The Partnership for Carbon Accounting Financials (PCAF)*, an initiative to align the greenhouse gas accounting rules of the financial industry, was launched globally in September 2019 with about 50 financial institutions, reaching almost 100 members by the end of 2020.
In a Q&A article for Climate Change Business Journal, Giel Linthorst, director in Guidehouse’s Energy, Sustainability, and Infrastructure segment and executive director of PCAF, says that with the addition of HSBC, the partnership has grown to 111 financial institutions, with nearly $28 trillion in assets.
“We’re very pleased with the momentum PCAF has made in terms of commitments,” Linthorst said. “We didn’t expect the fast uptake of PCAF among larger financial institutions, but after the addition of Morgan Stanley to PCAF’s Steering Committee and the commitments of Citi and Bank of America, our momentum accelerated rapidly.”
In the article, Linthorst also discusses factors important to the future success of the initiative. Measuring financed emissions is an annual accounting process connected to financial accounting and reporting. In this sense, financial institutions need to establish and implement a governance and control process to monitor, manage and improve emissions data. Recent innovations lie in the data quality scoring in PCAF’s Global GHG Accounting and Reporting Standard. This data quality scoring enables financial institutions to start measuring and reporting immediately, while improving data quality over time.

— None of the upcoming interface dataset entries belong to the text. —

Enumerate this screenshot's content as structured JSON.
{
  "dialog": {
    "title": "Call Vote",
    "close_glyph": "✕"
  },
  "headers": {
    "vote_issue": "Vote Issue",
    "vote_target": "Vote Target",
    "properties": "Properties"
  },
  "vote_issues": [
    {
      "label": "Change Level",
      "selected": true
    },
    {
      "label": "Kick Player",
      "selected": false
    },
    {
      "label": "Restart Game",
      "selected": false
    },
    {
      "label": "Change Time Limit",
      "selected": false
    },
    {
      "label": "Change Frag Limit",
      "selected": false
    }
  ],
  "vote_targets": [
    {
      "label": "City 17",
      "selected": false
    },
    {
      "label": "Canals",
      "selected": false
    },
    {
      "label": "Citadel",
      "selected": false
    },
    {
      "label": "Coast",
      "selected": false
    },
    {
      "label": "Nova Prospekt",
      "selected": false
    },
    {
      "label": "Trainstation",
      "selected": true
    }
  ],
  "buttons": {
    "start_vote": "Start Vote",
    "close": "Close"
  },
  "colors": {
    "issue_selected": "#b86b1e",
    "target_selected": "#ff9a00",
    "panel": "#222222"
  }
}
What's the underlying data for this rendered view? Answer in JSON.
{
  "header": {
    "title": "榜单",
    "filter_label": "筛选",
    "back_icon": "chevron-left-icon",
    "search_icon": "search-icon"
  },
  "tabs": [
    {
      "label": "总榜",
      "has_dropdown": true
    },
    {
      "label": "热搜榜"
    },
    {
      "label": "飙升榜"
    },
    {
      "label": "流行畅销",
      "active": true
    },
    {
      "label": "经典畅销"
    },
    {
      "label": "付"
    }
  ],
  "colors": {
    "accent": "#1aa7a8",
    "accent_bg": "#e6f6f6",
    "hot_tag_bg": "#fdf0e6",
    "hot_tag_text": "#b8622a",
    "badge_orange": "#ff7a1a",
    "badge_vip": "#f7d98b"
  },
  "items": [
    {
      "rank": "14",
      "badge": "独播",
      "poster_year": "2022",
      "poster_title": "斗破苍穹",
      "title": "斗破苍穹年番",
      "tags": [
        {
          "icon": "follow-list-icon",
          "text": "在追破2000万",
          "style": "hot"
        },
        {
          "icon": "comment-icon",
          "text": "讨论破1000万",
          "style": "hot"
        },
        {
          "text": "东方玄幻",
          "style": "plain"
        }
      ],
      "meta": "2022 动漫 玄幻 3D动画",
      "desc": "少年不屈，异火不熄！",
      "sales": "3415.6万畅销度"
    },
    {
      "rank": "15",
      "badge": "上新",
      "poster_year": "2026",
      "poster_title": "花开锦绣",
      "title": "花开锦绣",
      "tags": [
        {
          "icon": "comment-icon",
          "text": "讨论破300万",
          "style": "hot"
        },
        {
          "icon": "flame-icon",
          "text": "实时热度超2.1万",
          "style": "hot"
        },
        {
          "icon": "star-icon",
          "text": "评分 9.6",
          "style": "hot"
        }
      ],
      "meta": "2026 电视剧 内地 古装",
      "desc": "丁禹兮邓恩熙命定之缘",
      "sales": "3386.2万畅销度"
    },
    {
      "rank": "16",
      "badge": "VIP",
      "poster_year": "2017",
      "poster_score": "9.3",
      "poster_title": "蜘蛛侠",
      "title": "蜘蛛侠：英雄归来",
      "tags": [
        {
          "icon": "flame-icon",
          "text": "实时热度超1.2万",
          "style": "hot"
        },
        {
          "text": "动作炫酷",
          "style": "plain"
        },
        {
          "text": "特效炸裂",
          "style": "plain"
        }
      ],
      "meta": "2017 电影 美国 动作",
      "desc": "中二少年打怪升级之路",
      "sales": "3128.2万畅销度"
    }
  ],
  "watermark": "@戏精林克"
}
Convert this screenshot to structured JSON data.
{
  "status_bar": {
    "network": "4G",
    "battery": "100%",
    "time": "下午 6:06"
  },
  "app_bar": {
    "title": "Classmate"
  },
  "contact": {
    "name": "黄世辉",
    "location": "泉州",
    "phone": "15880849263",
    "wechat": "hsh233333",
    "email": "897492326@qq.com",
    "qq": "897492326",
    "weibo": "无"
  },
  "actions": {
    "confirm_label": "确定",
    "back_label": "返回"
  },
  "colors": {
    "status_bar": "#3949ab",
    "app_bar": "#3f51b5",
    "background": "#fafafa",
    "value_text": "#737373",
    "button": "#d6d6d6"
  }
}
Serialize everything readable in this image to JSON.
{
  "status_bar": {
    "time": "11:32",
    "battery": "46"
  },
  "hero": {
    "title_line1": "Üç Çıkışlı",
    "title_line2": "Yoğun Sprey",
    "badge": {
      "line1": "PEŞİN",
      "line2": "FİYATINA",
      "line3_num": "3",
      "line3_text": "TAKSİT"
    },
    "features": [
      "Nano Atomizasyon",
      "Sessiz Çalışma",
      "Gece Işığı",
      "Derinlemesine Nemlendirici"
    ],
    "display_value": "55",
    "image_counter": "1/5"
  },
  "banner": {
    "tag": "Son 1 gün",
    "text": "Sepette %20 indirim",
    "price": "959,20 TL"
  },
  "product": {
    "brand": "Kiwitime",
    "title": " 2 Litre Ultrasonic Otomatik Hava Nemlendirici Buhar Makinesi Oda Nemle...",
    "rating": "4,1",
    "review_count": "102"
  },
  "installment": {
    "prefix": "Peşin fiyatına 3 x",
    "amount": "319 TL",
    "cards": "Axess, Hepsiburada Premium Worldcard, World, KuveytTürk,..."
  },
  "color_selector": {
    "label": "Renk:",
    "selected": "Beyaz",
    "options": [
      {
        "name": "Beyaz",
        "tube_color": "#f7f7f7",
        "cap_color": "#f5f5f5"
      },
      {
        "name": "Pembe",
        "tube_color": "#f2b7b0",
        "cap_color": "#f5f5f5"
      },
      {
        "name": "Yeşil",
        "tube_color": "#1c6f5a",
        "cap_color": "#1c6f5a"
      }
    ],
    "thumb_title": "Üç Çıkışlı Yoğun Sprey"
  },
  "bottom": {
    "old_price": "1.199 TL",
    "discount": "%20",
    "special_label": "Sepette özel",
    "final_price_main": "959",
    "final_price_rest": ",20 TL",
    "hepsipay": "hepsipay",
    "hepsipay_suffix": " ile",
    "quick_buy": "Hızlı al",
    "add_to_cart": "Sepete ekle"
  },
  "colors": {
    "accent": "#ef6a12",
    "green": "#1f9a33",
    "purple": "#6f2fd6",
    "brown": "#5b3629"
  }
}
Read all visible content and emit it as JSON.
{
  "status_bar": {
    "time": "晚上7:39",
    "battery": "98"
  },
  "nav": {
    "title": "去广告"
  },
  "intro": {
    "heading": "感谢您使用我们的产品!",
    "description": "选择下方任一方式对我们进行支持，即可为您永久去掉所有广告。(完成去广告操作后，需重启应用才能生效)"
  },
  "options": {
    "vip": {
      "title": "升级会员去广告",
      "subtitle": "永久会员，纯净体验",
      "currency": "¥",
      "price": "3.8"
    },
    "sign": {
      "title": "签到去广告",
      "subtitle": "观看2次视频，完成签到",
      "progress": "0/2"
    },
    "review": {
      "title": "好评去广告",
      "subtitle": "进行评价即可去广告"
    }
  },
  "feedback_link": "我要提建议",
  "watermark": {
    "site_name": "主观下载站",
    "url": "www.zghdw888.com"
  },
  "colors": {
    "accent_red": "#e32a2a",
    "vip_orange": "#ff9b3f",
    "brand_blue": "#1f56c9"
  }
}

Guidehouse's expertise has been instrumental in supporting PCAF.
“Guidehouse was a pioneer in the sustainability, decarbonization, and ESG spaces, and is proud to have developed methodologies for leading sustainability protocols and standards for organizations such as the Science Based Targets initiative (SBTi) and the World Business Council for Sustainable Development (WBCSD), in addition to our work with PCAF,” Linthorst said.
*Guidehouse serves as the organization's secretariat.